Watch CBS News

Steve Hartman: "I have a weed addiction"

CBS News' Steve Hartman has a habit he can't seem to kick: weeding his yard
Steve Hartman confesses to "weed" addiction 02:57

CATSKILL, N.Y. -- I have a confession to make. Even though I only do this at my place in upstate New York -- after the kids are in bed -- the fact is, I have a weed addiction.

I just can't stop pulling the things. Mugwort, Canada Thistle and Leafy Goldenrod are some of my favorites.

Andrea Hartman CBS News

I realized the extent of my addiction only recently, after my cameraman interviewed my wife Andrea about it.

"He goes out at 7:00 at night and weeds until dark," she said. "I mean sometimes he's out there past dark."

And her point is?

"It's not weeding a garden, it's weeding five acres," she said.

Four and a half, technically. See, a few years ago I had this idea to turn my weedy hillside into beautiful prairie full of native wildflowers and grasses. I contacted Neil Diboll, who would eventually become my dealer.

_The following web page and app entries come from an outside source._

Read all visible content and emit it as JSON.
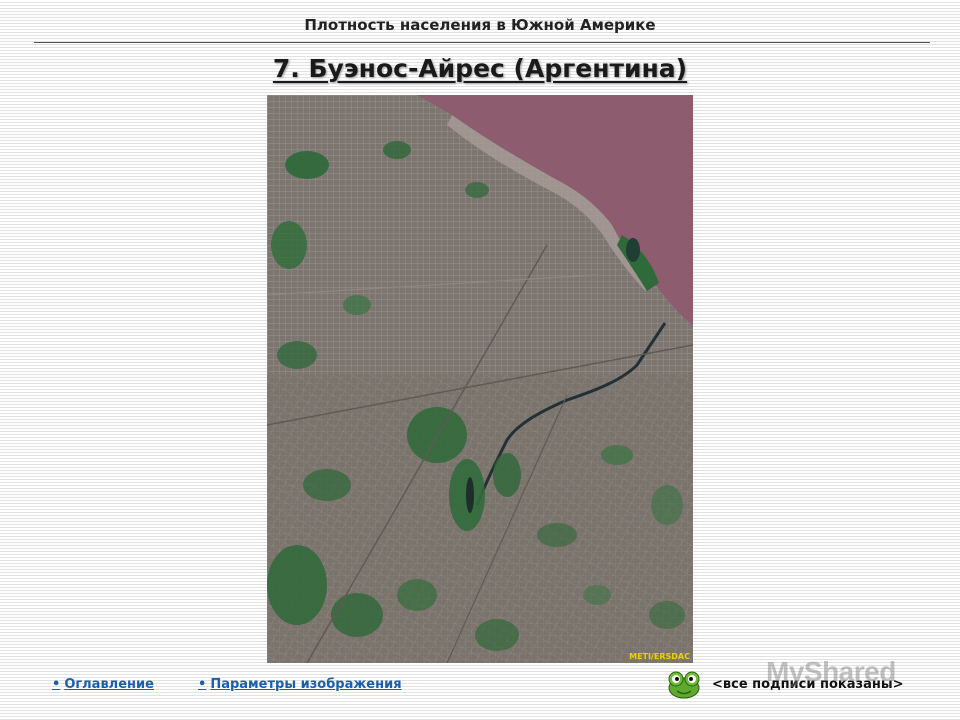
{
  "header": {
    "title": "Плотность населения в Южной Америке"
  },
  "slide": {
    "title": "7. Буэнос-Айрес (Аргентина)"
  },
  "image": {
    "credit": "METI/ERSDAC",
    "icon": "satellite-photo"
  },
  "footer": {
    "toc_label": "Оглавление",
    "params_label": "Параметры изображения",
    "captions_label": "<все подписи показаны>",
    "bullet": "•",
    "mascot_icon": "frog-icon"
  },
  "watermark": {
    "text": "MyShared"
  },
  "colors": {
    "link": "#1a5fa8",
    "water": "#8c5d6e",
    "urban": "#7a736d",
    "vegetation": "#2f6a38"
  }
}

Neil owns the Prairie Nursery in Westfield, Wisconsin. He got me hooked on weeds through gateway plants like Purple Coneflower, Compass Plant and Smooth Aster.

Steve Hartman, surrounded by wildflowers, pulls weeds from his property in Catskill, New York CBS News

"I was trying to get you hooked," Neil said. "Yes, my product is highly addictive. It's called love of nature."

But here's the problem: before you see those flowers in the magazine you often need to spend a great deal of time weeding a new prairie meadow and Neil made no mention of how addicting that can be.

I would come out every night and dread it. And then a switch flipped and I started coming out here and loving it.

"Weeding can induce a meditative state," said Neil. "And that is therapy for all of us in this crazy world we live in when you can just tune everything out and focus on one, single-minded purpose."

Steve Hartman pulls weeds from his property in Catskill, New York CBS News

Of course the downside to a laser focus like that is that sometimes the rest of the world becomes a blur. For example, I'm told the prairie actually looks pretty nice now -- but honestly, I can't see the flowers through the weeds.

I know there are still a lot of them lurking. And that's OK. I mean, what else am I going to do at this point, just give up on the whole project?

"I could live without it," said Andrea.

"You want your husband back, don't you?" asked my cameraman.

"No, I don't know if I could live with how defeated my husband would feel if we gave it up."

I thought that was sweet. I'm going to take her to dinner -- after the first frost, of course.

To contact On the Road, or to send us a story idea, e-mail us.

View CBS News In
CBS News App Open
Chrome Safari Continue
Be the first to know
Get browser notifications for breaking news, live events, and exclusive reporting.